If you're seeing this message, it means we're having trouble loading external resources on our website.

If you're behind a web filter, please make sure that the domains *.kastatic.org and *.kasandbox.org are unblocked.

Main content

How to discover a new planet

Video transcript

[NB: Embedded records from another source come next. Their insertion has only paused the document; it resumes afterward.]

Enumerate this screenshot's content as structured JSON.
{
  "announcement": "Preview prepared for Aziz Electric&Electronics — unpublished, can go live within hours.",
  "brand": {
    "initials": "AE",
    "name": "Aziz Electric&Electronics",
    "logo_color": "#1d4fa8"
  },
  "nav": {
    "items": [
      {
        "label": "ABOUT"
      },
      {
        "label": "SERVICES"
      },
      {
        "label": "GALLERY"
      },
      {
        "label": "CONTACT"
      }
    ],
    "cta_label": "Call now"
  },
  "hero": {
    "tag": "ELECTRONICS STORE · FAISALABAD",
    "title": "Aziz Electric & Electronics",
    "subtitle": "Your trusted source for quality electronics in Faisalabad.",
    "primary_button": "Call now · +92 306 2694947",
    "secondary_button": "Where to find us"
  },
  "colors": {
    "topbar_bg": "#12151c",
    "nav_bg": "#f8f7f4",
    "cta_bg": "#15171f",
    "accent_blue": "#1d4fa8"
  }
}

Twenty-five years ago, most people would have told you that there are only nine planets in the universe. Since then, we've lost one -- sorry Pluto -- but we've discovered thousands of others. So what happened? Did astronomers suddenly get a new pair of glasses? And now we're meeting all of our new neighbors? Well, no. It turns out, we could have seen these exoplanets all along - But we only recently figured out exactly where and how to look. We call these new planets, 'exoplanets' or 'extrasolar planets.' These are planets outside of our own solar system. Up until a few decades ago, we only knew about planets in our own solar system, like Venus, Mercury, and Earth. But in the last twenty years, we've discovered over a thousand confirmed planets outside of our own solar system and over 3,000 candidates that are probably planets. In fact, scientists think that there are quintillions of planets in our universe that we just haven't seen yet. We've known for the last 400 years about our nine -- well eight -- planets in our solar system. So how are we now just finding all these other planets? The simple answer is, we've built telescopes that are made to find them and they use something called the 'transit method.' Here's an easy way to think about it: This light is a star and I am a transiting exoplanet. When I pass in front of the star, you can't see my features, but you can see my outline, and that's how you know I'm there. And that's exactly how the transiting method works. This is real space telescope data. What scientists do is that they monitor the brightness of a star overtime and what they look for are these tiny dips in the overall light and that tells you that there may be a planet around that star. The transit method needs planets that orbit their star quickly so that we can get lots of transits and get a good signal. This means that the planets need to be close to their star. Now, in our own solar system, the planets that are closest to the star are the small, rocky planets like Mercury, Venus, and Earth. Because astronomers used to think that every planetary system had to look like our own solar system, they thought that the planets that were close enough to the star to detect with the transit method were too small to see with their old telescopes. So they didn't even bother looking! Had they looked, scientists could have found a Jupiter-sized planet right next to its host star. It turns out, exoplanet systems are nothing like our own solar system. In fact they're changing the way we see and study planet formation in our universe. Not only have we been able to find large planets next to their stars, but we've built better telescopes that can find these small, rocky planets, too. For example, NASA's Kepler telescope has found thousands of exoplanets using only the transit method and now the next generation is coming. This is TESS - the Transiting Exoplanet Survey Satellite. She's going to be launched in 2017 is being built right now by Google, MIT, and NASA. TESS's main job is to look for exoplanets around the brightest and closest stars to our own solar system. With any luck, she'll find planets that are close enough that we can follow them up with other space and ground-based telescopes to better understand their atmospheres and climates. It's amazing that such a simple method can help us find so many new planets. Just by looking for dips in brightness, we might be able to find a planet that can host life. All we needed to know was exactly how and where to look.